Maker Tip: SBC misbehaving? Check your power supply!
by Bohdan Lechnowsky
Here at ameriDroid, we don't just sell SBCs. We use them in our everyday operations.
We had an issue with an ODROID-HC1 yesterday, one of the main components of our back-office database system, that has been in 24/7 operation for many months. Although we have automated backup processes backing up the systems daily, we weren't thrilled with the idea of having to redo some of our work from earlier in the day.
The problem presented itself by the HC1 rebooting itself for no apparent reason earlier in the day. Following that, the HC1's 2.5" HDD started making strange noises. Further unexpected reboots occurred. It didn't occur to me at the time, but the problems coincided with when the octa-core processor on the HC1 was under heavy load.
Our Troubleshooting Steps (and our results)
- Disconnect any unnecessary peripherals to see if one of those are causing the malfunction - our problem persisted after trying this.

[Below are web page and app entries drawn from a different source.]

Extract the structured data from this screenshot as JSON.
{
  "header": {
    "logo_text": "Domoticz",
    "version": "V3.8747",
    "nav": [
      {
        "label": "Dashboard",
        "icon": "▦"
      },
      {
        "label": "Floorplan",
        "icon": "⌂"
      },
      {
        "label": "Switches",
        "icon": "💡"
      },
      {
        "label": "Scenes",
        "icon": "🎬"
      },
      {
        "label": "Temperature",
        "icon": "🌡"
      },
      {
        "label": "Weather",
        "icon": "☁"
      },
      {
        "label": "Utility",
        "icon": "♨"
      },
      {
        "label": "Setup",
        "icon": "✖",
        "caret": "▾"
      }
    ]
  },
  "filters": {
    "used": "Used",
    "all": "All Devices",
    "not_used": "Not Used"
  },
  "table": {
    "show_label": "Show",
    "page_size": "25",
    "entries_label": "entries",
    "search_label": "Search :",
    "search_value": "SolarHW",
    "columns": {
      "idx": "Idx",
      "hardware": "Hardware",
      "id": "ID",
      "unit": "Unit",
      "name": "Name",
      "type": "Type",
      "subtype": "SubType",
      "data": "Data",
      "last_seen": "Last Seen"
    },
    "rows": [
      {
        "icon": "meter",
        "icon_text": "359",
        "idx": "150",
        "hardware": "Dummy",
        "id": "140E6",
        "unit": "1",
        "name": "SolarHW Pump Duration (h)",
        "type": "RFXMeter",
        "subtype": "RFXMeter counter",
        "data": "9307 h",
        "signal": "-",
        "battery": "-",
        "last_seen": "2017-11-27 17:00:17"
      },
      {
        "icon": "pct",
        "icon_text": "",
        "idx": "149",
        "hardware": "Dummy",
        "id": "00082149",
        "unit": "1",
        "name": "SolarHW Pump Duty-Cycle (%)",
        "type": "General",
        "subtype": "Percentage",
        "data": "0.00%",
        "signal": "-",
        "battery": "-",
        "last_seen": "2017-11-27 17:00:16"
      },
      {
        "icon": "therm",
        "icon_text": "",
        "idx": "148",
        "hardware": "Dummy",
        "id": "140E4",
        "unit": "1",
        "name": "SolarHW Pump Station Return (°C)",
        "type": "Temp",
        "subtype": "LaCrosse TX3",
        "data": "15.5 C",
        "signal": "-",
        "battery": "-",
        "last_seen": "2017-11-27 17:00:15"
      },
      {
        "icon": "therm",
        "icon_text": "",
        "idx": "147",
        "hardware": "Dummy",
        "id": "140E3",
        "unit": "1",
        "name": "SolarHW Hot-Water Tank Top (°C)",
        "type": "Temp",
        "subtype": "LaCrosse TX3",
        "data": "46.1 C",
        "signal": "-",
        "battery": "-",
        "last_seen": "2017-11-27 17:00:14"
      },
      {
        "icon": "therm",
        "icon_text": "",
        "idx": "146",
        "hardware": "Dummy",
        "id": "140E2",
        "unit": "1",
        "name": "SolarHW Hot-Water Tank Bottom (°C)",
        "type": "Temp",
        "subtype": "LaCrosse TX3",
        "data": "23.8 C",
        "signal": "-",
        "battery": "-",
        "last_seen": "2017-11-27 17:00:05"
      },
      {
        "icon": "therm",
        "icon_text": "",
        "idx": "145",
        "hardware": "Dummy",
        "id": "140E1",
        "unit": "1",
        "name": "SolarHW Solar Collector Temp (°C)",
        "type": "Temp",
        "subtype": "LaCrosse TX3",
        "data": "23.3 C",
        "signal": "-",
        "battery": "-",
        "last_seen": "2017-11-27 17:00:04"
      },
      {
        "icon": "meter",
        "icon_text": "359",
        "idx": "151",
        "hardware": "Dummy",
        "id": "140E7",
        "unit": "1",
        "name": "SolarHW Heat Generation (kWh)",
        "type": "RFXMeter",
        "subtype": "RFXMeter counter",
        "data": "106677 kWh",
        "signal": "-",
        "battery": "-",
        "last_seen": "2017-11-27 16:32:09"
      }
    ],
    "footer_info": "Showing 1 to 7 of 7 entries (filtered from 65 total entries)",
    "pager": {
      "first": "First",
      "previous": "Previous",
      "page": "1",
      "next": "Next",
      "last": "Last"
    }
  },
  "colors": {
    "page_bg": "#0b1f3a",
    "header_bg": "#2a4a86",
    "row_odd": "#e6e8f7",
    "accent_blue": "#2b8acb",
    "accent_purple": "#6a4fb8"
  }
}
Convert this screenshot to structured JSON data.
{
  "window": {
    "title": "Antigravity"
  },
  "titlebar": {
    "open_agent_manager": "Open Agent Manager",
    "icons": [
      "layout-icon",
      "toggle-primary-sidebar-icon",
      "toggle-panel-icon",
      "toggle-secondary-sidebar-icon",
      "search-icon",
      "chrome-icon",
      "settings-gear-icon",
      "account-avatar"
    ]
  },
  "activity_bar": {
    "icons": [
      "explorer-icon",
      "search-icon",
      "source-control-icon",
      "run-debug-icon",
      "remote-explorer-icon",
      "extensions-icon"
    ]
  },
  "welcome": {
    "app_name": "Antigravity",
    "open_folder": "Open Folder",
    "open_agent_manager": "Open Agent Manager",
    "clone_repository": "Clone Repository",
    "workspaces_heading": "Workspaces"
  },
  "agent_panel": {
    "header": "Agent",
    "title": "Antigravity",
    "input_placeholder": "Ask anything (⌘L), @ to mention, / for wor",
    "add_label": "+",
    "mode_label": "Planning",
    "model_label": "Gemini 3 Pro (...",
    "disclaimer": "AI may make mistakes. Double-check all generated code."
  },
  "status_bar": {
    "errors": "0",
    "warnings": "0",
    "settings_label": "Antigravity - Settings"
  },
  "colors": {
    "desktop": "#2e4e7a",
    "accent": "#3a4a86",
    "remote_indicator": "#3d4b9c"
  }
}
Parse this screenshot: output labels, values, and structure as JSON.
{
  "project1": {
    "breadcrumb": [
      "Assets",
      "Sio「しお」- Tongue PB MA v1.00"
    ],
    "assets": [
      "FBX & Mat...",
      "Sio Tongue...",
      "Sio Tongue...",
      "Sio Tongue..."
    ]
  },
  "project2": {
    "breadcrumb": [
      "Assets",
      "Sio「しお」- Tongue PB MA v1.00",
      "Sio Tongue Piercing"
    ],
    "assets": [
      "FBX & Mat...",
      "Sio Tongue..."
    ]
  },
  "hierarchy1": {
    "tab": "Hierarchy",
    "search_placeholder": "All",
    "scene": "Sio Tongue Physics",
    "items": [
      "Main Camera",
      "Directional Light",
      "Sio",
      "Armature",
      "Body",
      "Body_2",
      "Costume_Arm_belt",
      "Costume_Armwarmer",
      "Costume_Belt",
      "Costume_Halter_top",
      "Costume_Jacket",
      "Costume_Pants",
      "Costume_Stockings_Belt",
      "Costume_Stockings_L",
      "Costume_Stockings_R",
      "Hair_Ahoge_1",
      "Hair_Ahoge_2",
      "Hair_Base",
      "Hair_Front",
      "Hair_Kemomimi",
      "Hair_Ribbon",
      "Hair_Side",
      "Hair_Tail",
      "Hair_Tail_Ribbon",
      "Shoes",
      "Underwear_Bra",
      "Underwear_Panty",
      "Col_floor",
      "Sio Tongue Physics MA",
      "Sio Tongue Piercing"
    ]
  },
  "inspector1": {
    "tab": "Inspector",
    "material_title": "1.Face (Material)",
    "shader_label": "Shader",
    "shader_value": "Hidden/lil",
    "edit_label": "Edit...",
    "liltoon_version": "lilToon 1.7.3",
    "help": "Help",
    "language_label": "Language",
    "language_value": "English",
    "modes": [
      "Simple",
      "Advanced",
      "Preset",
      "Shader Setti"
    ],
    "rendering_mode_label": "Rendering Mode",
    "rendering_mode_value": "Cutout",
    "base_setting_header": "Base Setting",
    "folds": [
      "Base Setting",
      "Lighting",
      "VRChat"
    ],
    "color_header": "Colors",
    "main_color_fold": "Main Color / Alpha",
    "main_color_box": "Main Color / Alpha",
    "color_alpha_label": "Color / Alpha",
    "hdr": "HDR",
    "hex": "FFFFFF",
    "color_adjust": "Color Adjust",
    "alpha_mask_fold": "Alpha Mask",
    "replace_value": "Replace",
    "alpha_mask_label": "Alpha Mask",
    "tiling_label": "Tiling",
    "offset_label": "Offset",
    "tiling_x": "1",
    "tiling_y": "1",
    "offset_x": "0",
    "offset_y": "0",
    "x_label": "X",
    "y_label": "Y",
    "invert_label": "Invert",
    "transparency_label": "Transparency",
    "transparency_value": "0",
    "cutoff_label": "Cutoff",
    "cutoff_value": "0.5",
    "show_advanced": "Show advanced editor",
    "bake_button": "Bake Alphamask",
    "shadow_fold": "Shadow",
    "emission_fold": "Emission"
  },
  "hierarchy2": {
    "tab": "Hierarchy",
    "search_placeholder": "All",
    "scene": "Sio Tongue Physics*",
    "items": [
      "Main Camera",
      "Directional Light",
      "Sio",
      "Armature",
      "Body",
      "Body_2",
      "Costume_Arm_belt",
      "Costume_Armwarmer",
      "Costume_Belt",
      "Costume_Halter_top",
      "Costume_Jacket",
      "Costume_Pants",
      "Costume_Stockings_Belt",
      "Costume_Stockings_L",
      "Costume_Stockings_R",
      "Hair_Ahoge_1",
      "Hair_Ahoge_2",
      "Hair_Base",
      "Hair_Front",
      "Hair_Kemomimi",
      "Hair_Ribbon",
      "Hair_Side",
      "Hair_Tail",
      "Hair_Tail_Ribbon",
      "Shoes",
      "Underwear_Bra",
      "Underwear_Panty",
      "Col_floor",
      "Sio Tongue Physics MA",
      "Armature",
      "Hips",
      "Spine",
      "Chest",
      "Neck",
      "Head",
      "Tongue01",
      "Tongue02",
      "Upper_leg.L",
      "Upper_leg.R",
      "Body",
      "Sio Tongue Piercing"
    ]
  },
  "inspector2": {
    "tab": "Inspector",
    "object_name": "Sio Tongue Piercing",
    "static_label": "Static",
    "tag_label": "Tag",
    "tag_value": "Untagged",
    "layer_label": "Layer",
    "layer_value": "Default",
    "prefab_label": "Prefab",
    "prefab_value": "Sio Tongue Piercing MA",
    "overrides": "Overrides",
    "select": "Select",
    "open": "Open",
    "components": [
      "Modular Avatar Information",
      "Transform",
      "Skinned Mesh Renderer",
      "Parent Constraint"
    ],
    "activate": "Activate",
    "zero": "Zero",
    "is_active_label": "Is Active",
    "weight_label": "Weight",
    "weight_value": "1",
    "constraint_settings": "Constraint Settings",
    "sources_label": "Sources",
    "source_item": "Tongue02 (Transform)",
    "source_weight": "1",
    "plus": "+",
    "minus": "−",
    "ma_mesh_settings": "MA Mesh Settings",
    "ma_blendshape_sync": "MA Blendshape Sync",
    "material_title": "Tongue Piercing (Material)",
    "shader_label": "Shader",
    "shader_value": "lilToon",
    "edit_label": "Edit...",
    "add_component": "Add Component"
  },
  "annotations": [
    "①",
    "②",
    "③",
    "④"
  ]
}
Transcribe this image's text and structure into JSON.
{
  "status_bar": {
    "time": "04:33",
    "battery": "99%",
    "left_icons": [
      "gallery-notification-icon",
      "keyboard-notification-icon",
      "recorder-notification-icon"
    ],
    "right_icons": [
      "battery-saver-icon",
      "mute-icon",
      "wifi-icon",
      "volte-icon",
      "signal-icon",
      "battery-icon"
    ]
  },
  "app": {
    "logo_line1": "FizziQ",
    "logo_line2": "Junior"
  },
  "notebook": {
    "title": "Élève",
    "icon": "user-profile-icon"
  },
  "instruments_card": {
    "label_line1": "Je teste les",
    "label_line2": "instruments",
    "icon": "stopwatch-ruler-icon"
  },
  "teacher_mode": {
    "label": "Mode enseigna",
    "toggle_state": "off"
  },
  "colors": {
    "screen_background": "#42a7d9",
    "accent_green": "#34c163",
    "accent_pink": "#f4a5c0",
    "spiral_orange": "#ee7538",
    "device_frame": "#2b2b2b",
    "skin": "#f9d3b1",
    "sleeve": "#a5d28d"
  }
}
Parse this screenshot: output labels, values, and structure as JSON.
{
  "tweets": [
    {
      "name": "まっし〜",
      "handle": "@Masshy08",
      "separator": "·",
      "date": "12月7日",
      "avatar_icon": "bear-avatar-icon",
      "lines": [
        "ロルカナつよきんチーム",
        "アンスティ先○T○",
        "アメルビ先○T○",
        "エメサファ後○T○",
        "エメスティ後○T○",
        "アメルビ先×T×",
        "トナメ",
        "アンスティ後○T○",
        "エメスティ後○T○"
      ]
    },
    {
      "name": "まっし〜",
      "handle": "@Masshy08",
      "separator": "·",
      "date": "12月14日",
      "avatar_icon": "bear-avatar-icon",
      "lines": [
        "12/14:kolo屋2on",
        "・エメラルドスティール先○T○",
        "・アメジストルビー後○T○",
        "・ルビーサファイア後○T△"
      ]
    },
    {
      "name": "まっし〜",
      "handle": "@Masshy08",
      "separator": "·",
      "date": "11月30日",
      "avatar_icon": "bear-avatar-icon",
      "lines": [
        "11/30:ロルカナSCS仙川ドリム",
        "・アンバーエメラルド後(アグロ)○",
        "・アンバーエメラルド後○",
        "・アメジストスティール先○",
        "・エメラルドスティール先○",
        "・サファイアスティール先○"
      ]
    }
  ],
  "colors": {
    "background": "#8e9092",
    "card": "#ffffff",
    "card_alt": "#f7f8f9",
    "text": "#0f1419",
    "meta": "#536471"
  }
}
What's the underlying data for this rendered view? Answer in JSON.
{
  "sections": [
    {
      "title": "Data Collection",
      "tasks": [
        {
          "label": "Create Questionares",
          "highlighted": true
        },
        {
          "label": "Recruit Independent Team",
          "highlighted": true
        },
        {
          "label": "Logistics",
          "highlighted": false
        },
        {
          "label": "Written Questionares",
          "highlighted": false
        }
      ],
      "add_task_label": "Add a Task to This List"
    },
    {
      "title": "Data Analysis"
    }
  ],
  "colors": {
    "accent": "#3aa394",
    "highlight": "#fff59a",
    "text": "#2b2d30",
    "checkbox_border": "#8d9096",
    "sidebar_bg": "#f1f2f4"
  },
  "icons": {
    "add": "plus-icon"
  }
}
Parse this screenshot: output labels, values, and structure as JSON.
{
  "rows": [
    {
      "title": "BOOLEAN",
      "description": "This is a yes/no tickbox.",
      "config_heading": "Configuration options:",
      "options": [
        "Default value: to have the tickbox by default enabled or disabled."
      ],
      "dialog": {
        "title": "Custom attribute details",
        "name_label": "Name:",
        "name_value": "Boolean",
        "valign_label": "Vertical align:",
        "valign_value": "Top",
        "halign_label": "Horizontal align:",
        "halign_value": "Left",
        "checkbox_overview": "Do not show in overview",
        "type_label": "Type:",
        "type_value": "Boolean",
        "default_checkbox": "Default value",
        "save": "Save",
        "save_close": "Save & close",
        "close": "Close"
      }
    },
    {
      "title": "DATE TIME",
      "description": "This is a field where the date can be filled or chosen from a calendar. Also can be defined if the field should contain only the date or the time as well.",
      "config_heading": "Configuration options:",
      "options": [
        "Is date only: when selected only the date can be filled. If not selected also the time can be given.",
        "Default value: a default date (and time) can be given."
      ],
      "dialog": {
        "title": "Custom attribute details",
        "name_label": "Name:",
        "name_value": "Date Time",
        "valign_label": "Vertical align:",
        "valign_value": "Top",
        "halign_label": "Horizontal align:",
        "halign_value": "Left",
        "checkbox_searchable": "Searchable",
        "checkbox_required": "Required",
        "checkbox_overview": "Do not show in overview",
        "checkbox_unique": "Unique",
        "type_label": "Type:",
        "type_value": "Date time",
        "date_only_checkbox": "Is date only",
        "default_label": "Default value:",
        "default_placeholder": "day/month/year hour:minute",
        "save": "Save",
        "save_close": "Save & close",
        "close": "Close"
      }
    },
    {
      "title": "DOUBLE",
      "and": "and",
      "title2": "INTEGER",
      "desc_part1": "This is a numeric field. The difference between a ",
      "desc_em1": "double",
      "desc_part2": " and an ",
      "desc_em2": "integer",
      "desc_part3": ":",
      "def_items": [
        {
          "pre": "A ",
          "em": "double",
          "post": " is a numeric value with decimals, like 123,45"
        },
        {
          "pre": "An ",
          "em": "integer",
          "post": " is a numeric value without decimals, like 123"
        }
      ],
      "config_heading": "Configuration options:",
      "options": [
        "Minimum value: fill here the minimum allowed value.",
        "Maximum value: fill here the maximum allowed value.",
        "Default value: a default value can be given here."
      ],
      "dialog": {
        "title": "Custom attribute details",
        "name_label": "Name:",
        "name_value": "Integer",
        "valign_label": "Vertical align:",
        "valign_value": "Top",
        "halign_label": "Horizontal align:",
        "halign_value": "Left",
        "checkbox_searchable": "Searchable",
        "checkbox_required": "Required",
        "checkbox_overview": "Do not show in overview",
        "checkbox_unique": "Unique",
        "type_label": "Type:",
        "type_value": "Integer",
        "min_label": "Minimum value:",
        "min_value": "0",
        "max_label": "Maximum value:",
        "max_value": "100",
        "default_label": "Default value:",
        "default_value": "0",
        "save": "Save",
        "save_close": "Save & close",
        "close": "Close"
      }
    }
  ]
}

- Make an image of the OS on the microSD card as a safety net, and copy that image onto a second microSD card for testing.
- Try the original and new microSD cards in a compatible system (in this case, that could be another HC1, or an HC2, XU4, MC1 Solo or XU3)
- Try a different power supply.
When we performed step 1, we pulled the power and disconnected the Ethernet cable and the 2.5" HDD. The system booted, but it restarted within a minute or two for no apparent reason. The easiest way to see this is by watching the blue heartbeat LED. If it is off, that means that the boot media is not detected or the system is off. If it is solid blue, the OS is not responding. We'd get the heartbeat for a few seconds, and then the LED would turn off, go solid blue and then start the heartbeat again.
When we performed step 3, we first tried another HC1 without a 2.5" HDD attached. This time, the green LED (the SATA activity LED) was flashing and the red power LED would alternate between bright and dim. We tried removing the microSD and powering it on again without the microSD attached, and it showed the same effect.
Just to be thorough, we then tried on an XU4 with the boot selector switch set to microSD. The red power LED alternated between bright and dim. This is when it struck me that the power supply was probably not working correctly and not able to provide enough power to run the system.
At this point, I put the microSD back in the original HC1 with the hard drive attached, connected the Ethernet cable, and connected a new 5V/4A power supply. The system booted up with no problems on the original microSD!
When diagnosing SBC problems in the future, I'll switch steps 3 and 4 and see how that goes!
Also, because this system is often under a pretty heavy load, plus running a 2.5" HDD (hard drive), we upgraded this system so it now uses the 5V/6A power supply which provides 50% more capacity than the base 5V/4A power supply.